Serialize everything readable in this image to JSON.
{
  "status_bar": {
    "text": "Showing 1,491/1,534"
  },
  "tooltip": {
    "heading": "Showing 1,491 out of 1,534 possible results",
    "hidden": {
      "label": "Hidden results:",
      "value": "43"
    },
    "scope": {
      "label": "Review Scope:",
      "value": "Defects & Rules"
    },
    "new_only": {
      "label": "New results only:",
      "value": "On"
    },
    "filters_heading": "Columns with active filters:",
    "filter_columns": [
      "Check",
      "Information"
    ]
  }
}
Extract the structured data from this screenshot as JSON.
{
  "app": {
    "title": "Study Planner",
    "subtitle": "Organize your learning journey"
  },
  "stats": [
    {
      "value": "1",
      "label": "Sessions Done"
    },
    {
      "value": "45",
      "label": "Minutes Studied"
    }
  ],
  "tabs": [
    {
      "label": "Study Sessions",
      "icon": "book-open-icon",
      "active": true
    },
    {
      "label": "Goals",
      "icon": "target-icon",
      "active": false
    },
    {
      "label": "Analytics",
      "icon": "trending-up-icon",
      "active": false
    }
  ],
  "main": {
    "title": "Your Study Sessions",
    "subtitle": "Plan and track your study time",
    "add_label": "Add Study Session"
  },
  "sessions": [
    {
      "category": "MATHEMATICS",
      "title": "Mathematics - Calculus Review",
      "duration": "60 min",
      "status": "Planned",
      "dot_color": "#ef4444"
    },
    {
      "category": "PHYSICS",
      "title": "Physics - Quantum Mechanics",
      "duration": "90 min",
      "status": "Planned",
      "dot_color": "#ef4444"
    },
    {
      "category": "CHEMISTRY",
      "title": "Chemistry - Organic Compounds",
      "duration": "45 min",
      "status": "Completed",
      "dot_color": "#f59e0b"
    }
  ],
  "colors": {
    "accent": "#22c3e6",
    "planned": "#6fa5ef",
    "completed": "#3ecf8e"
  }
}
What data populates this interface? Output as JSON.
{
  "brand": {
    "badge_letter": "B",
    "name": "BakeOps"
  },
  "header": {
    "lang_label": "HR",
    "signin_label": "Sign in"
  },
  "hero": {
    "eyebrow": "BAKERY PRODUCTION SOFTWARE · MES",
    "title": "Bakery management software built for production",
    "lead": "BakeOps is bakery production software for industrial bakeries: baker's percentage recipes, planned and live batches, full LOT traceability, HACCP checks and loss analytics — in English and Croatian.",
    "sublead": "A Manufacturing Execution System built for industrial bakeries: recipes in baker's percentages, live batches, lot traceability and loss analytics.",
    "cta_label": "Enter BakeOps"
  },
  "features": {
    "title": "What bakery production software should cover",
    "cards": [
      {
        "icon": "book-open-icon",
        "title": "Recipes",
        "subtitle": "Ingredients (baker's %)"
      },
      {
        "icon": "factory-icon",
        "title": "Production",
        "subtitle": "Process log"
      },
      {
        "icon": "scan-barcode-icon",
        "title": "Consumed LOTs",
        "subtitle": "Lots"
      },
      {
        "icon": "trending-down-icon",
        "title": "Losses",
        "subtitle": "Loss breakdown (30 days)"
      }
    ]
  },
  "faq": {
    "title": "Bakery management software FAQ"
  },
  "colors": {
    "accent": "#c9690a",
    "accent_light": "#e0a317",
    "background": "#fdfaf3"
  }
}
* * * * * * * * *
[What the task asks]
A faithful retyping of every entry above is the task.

[Result for this task]
Serialize everything readable in this image to JSON.
{
  "status_bar": {
    "text": "Showing 1,491/1,534"
  },
  "tooltip": {
    "heading": "Showing 1,491 out of 1,534 possible results",
    "hidden": {
      "label": "Hidden results:",
      "value": "43"
    },
    "scope": {
      "label": "Review Scope:",
      "value": "Defects & Rules"
    },
    "new_only": {
      "label": "New results only:",
      "value": "On"
    },
    "filters_heading": "Columns with active filters:",
    "filter_columns": [
      "Check",
      "Information"
    ]
  }
}
Extract the structured data from this screenshot as JSON.
{
  "app": {
    "title": "Study Planner",
    "subtitle": "Organize your learning journey"
  },
  "stats": [
    {
      "value": "1",
      "label": "Sessions Done"
    },
    {
      "value": "45",
      "label": "Minutes Studied"
    }
  ],
  "tabs": [
    {
      "label": "Study Sessions",
      "icon": "book-open-icon",
      "active": true
    },
    {
      "label": "Goals",
      "icon": "target-icon",
      "active": false
    },
    {
      "label": "Analytics",
      "icon": "trending-up-icon",
      "active": false
    }
  ],
  "main": {
    "title": "Your Study Sessions",
    "subtitle": "Plan and track your study time",
    "add_label": "Add Study Session"
  },
  "sessions": [
    {
      "category": "MATHEMATICS",
      "title": "Mathematics - Calculus Review",
      "duration": "60 min",
      "status": "Planned",
      "dot_color": "#ef4444"
    },
    {
      "category": "PHYSICS",
      "title": "Physics - Quantum Mechanics",
      "duration": "90 min",
      "status": "Planned",
      "dot_color": "#ef4444"
    },
    {
      "category": "CHEMISTRY",
      "title": "Chemistry - Organic Compounds",
      "duration": "45 min",
      "status": "Completed",
      "dot_color": "#f59e0b"
    }
  ],
  "colors": {
    "accent": "#22c3e6",
    "planned": "#6fa5ef",
    "completed": "#3ecf8e"
  }
}
What data populates this interface? Output as JSON.
{
  "brand": {
    "badge_letter": "B",
    "name": "BakeOps"
  },
  "header": {
    "lang_label": "HR",
    "signin_label": "Sign in"
  },
  "hero": {
    "eyebrow": "BAKERY PRODUCTION SOFTWARE · MES",
    "title": "Bakery management software built for production",
    "lead": "BakeOps is bakery production software for industrial bakeries: baker's percentage recipes, planned and live batches, full LOT traceability, HACCP checks and loss analytics — in English and Croatian.",
    "sublead": "A Manufacturing Execution System built for industrial bakeries: recipes in baker's percentages, live batches, lot traceability and loss analytics.",
    "cta_label": "Enter BakeOps"
  },
  "features": {
    "title": "What bakery production software should cover",
    "cards": [
      {
        "icon": "book-open-icon",
        "title": "Recipes",
        "subtitle": "Ingredients (baker's %)"
      },
      {
        "icon": "factory-icon",
        "title": "Production",
        "subtitle": "Process log"
      },
      {
        "icon": "scan-barcode-icon",
        "title": "Consumed LOTs",
        "subtitle": "Lots"
      },
      {
        "icon": "trending-down-icon",
        "title": "Losses",
        "subtitle": "Loss breakdown (30 days)"
      }
    ]
  },
  "faq": {
    "title": "Bakery management software FAQ"
  },
  "colors": {
    "accent": "#c9690a",
    "accent_light": "#e0a317",
    "background": "#fdfaf3"
  }
}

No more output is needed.